A major milestone to be sure, but this wasn’t our beginning in the world of aerospace. In fact, California has been at the leading edge of this industry since its beginning. The sound barrier was broken here; the Apollo command module was built here; the Columbia space shuttle landed here after its first trip to the stars. The list goes on but suffice it to say our region and the aerospace industry are inextricably linked.
The aerospace industry has led us to prosperity by providing mortgage-paying jobs to thousands of Santa Clarita and Antelope Valley residents. It is a larger part of California’s economy than agriculture and Film & Television combined with industry average salaries over $100,000. Aerospace has led to the development of the AV from a sleepy bedroom community in the desert to a hotbed of economic activity. All this is why, now more than ever, we must ensure the industry continues to call California home.

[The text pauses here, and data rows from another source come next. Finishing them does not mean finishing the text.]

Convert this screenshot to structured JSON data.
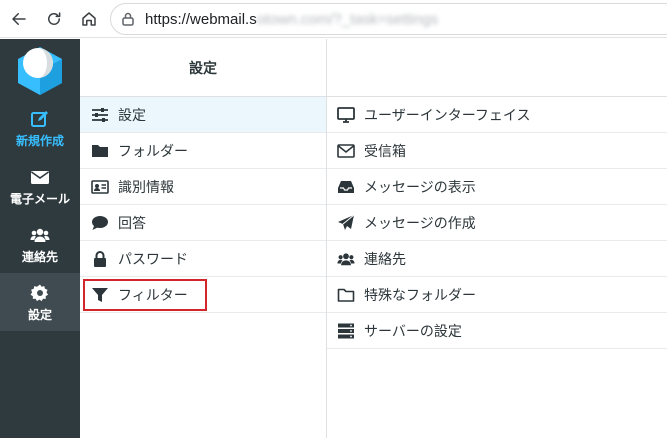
{
  "browser": {
    "url_visible": "https://webmail.s",
    "url_obscured": "otown.com/?_task=settings"
  },
  "nav": {
    "items": [
      {
        "label": "新規作成",
        "icon": "compose-icon"
      },
      {
        "label": "電子メール",
        "icon": "envelope-icon"
      },
      {
        "label": "連絡先",
        "icon": "users-icon"
      },
      {
        "label": "設定",
        "icon": "gear-icon"
      }
    ]
  },
  "settings": {
    "header": "設定",
    "items": [
      {
        "label": "設定",
        "icon": "sliders-icon"
      },
      {
        "label": "フォルダー",
        "icon": "folder-icon"
      },
      {
        "label": "識別情報",
        "icon": "id-card-icon"
      },
      {
        "label": "回答",
        "icon": "speech-bubble-icon"
      },
      {
        "label": "パスワード",
        "icon": "lock-icon"
      },
      {
        "label": "フィルター",
        "icon": "filter-icon"
      }
    ]
  },
  "preferences": {
    "items": [
      {
        "label": "ユーザーインターフェイス",
        "icon": "monitor-icon"
      },
      {
        "label": "受信箱",
        "icon": "envelope-outline-icon"
      },
      {
        "label": "メッセージの表示",
        "icon": "inbox-tray-icon"
      },
      {
        "label": "メッセージの作成",
        "icon": "paper-plane-icon"
      },
      {
        "label": "連絡先",
        "icon": "users-icon"
      },
      {
        "label": "特殊なフォルダー",
        "icon": "folder-outline-icon"
      },
      {
        "label": "サーバーの設定",
        "icon": "server-icon"
      }
    ]
  },
  "colors": {
    "accent": "#37beff",
    "nav_bg": "#2f3a3f",
    "selected_bg": "#ebf7fd",
    "highlight": "#d2262c"
  }
}
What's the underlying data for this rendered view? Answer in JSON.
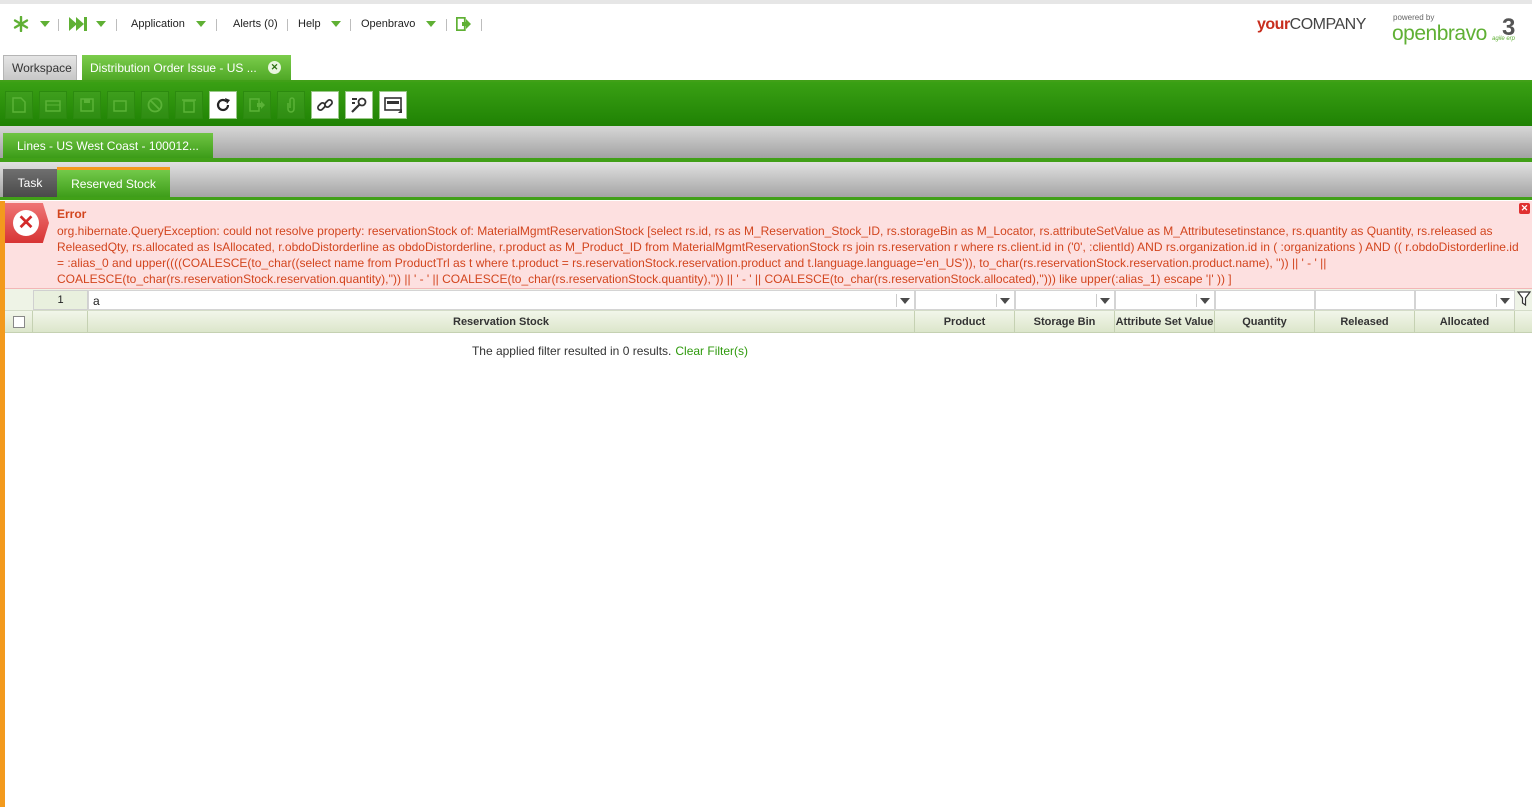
{
  "navbar": {
    "application_label": "Application",
    "alerts_label": "Alerts (0)",
    "help_label": "Help",
    "openbravo_label": "Openbravo",
    "logo_your": "your",
    "logo_company": "COMPANY",
    "powered_by": "powered by",
    "openbravo_logo": "openbravo",
    "agile_erp": "agile erp",
    "version_mark": "3"
  },
  "main_tabs": [
    {
      "label": "Workspace"
    },
    {
      "label": "Distribution Order Issue - US ..."
    }
  ],
  "toolbar": {
    "buttons": [
      "new-document",
      "new-row",
      "save",
      "undo",
      "delete",
      "trash",
      "refresh",
      "export",
      "attach",
      "link",
      "tools",
      "grid-view"
    ]
  },
  "subtab": {
    "label": "Lines - US West Coast - 100012..."
  },
  "child_tabs": [
    {
      "label": "Task"
    },
    {
      "label": "Reserved Stock"
    }
  ],
  "error": {
    "title": "Error",
    "message": "org.hibernate.QueryException: could not resolve property: reservationStock of: MaterialMgmtReservationStock [select rs.id, rs as M_Reservation_Stock_ID, rs.storageBin as M_Locator, rs.attributeSetValue as M_Attributesetinstance, rs.quantity as Quantity, rs.released as ReleasedQty, rs.allocated as IsAllocated, r.obdoDistorderline as obdoDistorderline, r.product as M_Product_ID from MaterialMgmtReservationStock rs join rs.reservation r where rs.client.id in ('0', :clientId) AND rs.organization.id in ( :organizations ) AND (( r.obdoDistorderline.id = :alias_0 and upper((((COALESCE(to_char((select name from ProductTrl as t where t.product = rs.reservationStock.reservation.product and t.language.language='en_US')), to_char(rs.reservationStock.reservation.product.name), '')) || ' - ' || COALESCE(to_char(rs.reservationStock.reservation.quantity),'')) || ' - ' || COALESCE(to_char(rs.reservationStock.quantity),'')) || ' - ' || COALESCE(to_char(rs.reservationStock.allocated),''))) like upper(:alias_1) escape '|' )) ]"
  },
  "grid": {
    "row_count": "1",
    "filter_value": "a",
    "columns": [
      "Reservation Stock",
      "Product",
      "Storage Bin",
      "Attribute Set Value",
      "Quantity",
      "Released",
      "Allocated"
    ],
    "empty_message": "The applied filter resulted in 0 results.",
    "clear_filter_label": "Clear Filter(s)"
  }
}
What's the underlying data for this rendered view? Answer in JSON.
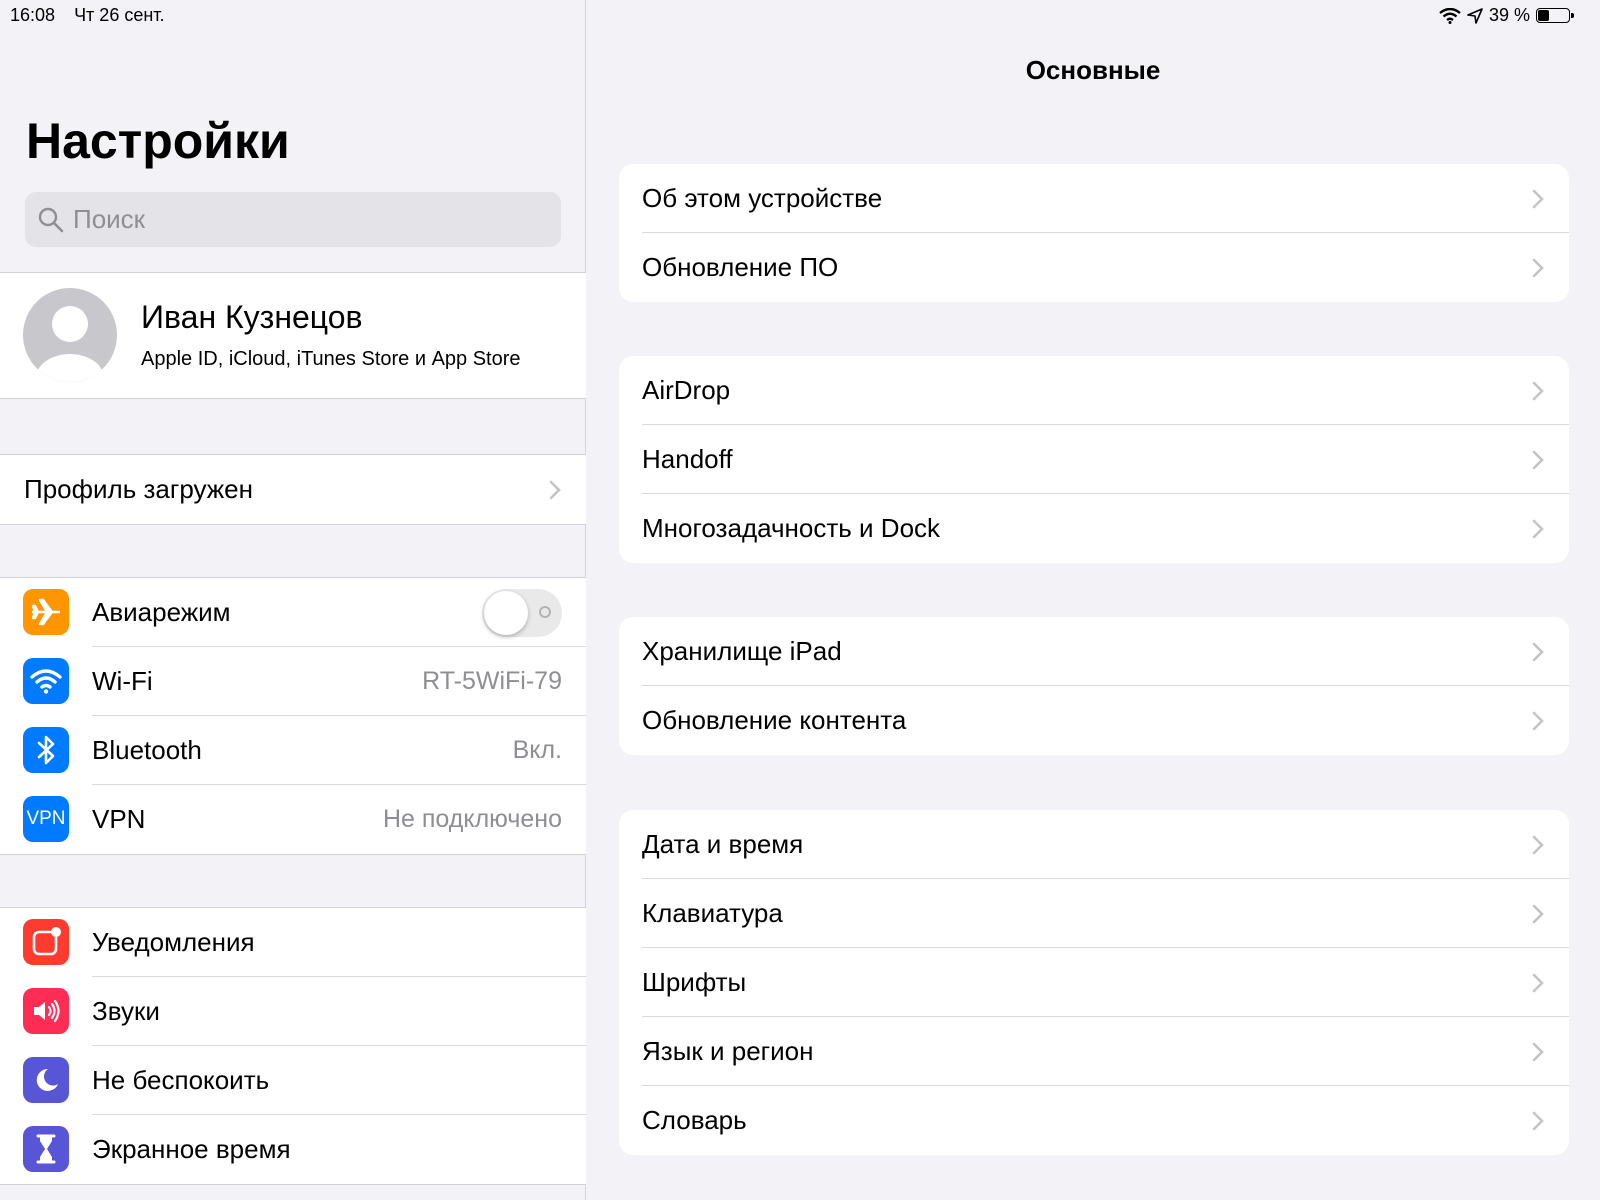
{
  "status": {
    "time": "16:08",
    "date": "Чт 26 сент.",
    "battery_text": "39 %",
    "battery_level": 0.39
  },
  "sidebar": {
    "title": "Настройки",
    "search_placeholder": "Поиск",
    "profile": {
      "name": "Иван Кузнецов",
      "subtitle": "Apple ID, iCloud, iTunes Store и App Store"
    },
    "profile_loaded": "Профиль загружен",
    "connectivity": [
      {
        "label": "Авиарежим",
        "icon": "airplane-icon",
        "color": "#ff9500",
        "toggle": false
      },
      {
        "label": "Wi-Fi",
        "icon": "wifi-icon",
        "color": "#007aff",
        "value": "RT-5WiFi-79"
      },
      {
        "label": "Bluetooth",
        "icon": "bluetooth-icon",
        "color": "#007aff",
        "value": "Вкл."
      },
      {
        "label": "VPN",
        "icon": "vpn-icon",
        "icon_text": "VPN",
        "color": "#007aff",
        "value": "Не подключено"
      }
    ],
    "general": [
      {
        "label": "Уведомления",
        "icon": "notifications-icon",
        "color": "#ff3b30"
      },
      {
        "label": "Звуки",
        "icon": "sounds-icon",
        "color": "#ff2d55"
      },
      {
        "label": "Не беспокоить",
        "icon": "moon-icon",
        "color": "#5856d6"
      },
      {
        "label": "Экранное время",
        "icon": "hourglass-icon",
        "color": "#5856d6"
      }
    ]
  },
  "detail": {
    "title": "Основные",
    "groups": [
      [
        "Об этом устройстве",
        "Обновление ПО"
      ],
      [
        "AirDrop",
        "Handoff",
        "Многозадачность и Dock"
      ],
      [
        "Хранилище iPad",
        "Обновление контента"
      ],
      [
        "Дата и время",
        "Клавиатура",
        "Шрифты",
        "Язык и регион",
        "Словарь"
      ]
    ]
  }
}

The highly skilled workforce needed by the industry has become increasingly harder to come by. That’s why, along with Assemblyman Tom Lackey, I’ve been involved in a four-year battle to bring an aerospace institute to the this region so that we can train and educate local residents to fill the staffing needs of our biggest industry and give all Californians an avenue to career-long prosperity in the field of aerospace.
It’s taken a long time, but we’re almost there. This year, we introduced a bill – Senate Bill 1356 – to get state funding for the institute to match anticipated contributions from industry partners who call the region home and would jump at the opportunity to work with an educational institution to train the next generation of aerospace engineers.
The bill has had widespread support from industry professionals, educators and politicians on both sides of the aisle, and it’s just two stops away from the governor’s desk, closer than we’ve ever been. As we move in to the final months of this year’s legislative session we’ll be working hard every day to pass SB 1356 and make the institute a reality.
The Institute, a graduate level research facility, will provide chances for the best and brightest minds in engineering, physics, mathematics and technology to converge at the heart of the industry, working with leaders in the field while pursuing their graduate degree.
An aerospace institute will be more than just a place to learn and develop, though; it will represent our commitment to a business sector that has, for decades, committed to us here in Southern California.
California’s aerospace industry brings to our state a whopping $61.6 billion per year and employs over 500,000 people. The industry is a bigger economic force in the state than the entertainment and agriculture industries combined; it’s time we start valuing the sector like we do others and supplying it with the workforce it needs.
Because of our region’s historical significance in the aerospace field and its proximity to facilities and industry leaders, the area serves as the premiere locale for aerospace research, development and manufacturing. As we look to build on that potential the institute will play a key role, laying the groundwork for a prosperous and long-lasting relationship between the people of the region and the aerospace industry.
This is our chance to turn the corner from bedroom community to economic powerhouse. Much like Stanford University was able to transform Silicon Valley in the 1970s, the California Institute for Aerospace would strengthen our position as a global leader in the aerospace industry. By creating this institute we will build educational and employment opportunities here, ensuring more and more of us can learn and work close to home and cut the commute.
When aerospace does well, California does well. It’s a truly amazing industry. These brilliant professionals build things most of us barely dream of. Seemingly straight out of science fiction, companies in the region have sent men to the moon, made them go faster, higher, longer than ever before, and built defense systems that save thousands of lives on the battlefield. Along the way, they’ve invented things like kidney dialysis and L.E.D. lighting.
Let’s not lose sight of aerospace research, development and manufacturing; let’s support it, grow it and help it thrive, so we can too.
As published in the Santa Clarita Valley Signal